So, there you have it. Guinea pigs don’t hibernate.  Even though they’re warm-blooded animals that originate from a colder climate, it’s not something that they do. 

However, they do have a few ways to withstand cold temperatures – such as torpor. But, they’ll need you help to stay warm during the colder months of winter.

To keep your guinea pig warm, make sure your little friends have a nice, cozy home to stay in – and plenty of bedding to burrow into – especially if there’s a sudden drop in temperature. Otherwise, they won’t have anyway to keep their body heat stable.

Watch for signs of cold. If your guinea pig is shivering or huddling together then this could be an indication that it’s too cold for them. You can also use a thermometer to check the temperature inside their enclosure; if you notice they’re sleeping more than usual, acting lethargic, or experiencing other symptoms like diarrhea then a trip to the vet is necessary.

How long your guinea pigs live and how happy they are has a great deal to do with how well you take care of them.
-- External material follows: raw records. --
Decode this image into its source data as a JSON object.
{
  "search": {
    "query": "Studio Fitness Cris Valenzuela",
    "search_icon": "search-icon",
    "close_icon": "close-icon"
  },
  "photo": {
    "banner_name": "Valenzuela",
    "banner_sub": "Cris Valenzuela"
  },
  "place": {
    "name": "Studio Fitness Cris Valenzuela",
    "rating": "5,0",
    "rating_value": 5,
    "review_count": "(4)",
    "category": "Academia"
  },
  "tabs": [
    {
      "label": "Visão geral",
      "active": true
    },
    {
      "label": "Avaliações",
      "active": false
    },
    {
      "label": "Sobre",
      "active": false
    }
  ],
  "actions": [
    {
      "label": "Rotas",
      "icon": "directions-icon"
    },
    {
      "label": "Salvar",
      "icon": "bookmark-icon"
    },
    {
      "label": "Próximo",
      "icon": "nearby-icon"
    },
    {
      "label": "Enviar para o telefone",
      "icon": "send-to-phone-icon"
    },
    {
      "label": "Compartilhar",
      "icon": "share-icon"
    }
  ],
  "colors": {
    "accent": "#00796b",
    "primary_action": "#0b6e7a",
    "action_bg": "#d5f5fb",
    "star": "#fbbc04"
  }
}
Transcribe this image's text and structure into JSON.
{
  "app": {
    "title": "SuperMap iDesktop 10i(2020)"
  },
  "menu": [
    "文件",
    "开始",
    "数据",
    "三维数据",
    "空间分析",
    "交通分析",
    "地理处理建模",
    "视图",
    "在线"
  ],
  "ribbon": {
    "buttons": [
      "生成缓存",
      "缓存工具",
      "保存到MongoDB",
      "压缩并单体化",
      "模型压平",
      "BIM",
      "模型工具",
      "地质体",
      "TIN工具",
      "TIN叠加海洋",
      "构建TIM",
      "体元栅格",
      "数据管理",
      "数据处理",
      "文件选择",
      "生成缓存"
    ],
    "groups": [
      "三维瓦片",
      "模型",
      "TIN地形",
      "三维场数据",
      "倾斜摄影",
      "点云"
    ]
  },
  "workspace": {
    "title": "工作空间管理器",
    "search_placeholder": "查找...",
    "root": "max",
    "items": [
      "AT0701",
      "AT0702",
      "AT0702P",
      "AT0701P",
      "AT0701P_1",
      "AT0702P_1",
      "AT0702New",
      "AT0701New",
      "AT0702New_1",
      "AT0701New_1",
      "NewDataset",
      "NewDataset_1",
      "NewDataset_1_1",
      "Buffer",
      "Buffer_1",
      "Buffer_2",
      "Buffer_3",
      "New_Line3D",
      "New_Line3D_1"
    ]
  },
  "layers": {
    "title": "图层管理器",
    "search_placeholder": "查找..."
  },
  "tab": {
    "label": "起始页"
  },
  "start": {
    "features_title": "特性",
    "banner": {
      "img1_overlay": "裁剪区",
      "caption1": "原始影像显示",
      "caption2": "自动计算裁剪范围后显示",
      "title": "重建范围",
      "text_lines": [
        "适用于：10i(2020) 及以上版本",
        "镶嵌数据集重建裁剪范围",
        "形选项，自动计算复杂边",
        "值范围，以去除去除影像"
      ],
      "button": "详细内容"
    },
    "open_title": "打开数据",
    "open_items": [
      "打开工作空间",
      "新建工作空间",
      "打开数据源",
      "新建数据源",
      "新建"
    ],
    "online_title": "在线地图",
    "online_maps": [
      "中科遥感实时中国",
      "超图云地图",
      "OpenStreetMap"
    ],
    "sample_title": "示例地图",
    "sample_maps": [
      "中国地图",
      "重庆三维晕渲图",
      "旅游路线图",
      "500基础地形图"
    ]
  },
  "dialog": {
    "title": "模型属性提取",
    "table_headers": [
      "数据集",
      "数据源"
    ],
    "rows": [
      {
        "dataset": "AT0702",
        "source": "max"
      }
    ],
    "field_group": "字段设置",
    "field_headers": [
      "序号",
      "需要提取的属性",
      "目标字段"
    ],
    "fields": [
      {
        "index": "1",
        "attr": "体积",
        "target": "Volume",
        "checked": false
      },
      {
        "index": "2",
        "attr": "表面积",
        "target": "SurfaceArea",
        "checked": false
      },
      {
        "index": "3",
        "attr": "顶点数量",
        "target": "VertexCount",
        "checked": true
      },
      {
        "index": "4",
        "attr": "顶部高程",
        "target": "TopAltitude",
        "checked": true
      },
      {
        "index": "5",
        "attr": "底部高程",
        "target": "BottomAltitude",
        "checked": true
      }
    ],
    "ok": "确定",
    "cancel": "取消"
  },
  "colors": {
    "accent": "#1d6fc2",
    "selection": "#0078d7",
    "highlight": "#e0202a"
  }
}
Grossly overfeeding, not providing adequate space and a healthy diet will shorten their lifespan. Be sure to check out my guinea pig diet blog post for more info on that subject – and make sure your piggie stays happy!

If you have any questions about caring for your pet guinea pig then please feel free to leave a comment in the section below. I’ll do my best to answer as soon as possible!

If you found this article helpful, then please take a moment and share it with your friends on Facebook  or other social media sites you use regularly!

Beck, A. (2013). Guinea pigs: Keeping and caring for your pet. Enslow Pub.

Guinea Pigs Do Best When Housed at the Right Temperature. (n.d.). USDA APHIS Landing Page.

Hibernation and torpor: What’s the difference? (n.d.). Treehugger.

How to keep Guinea pigs warm: 14 steps (with pictures). (2018, August 12). wikiHow Pet – Expert How To Instructions for Animals. Retrieved August 17, 2021, from

Similar Posts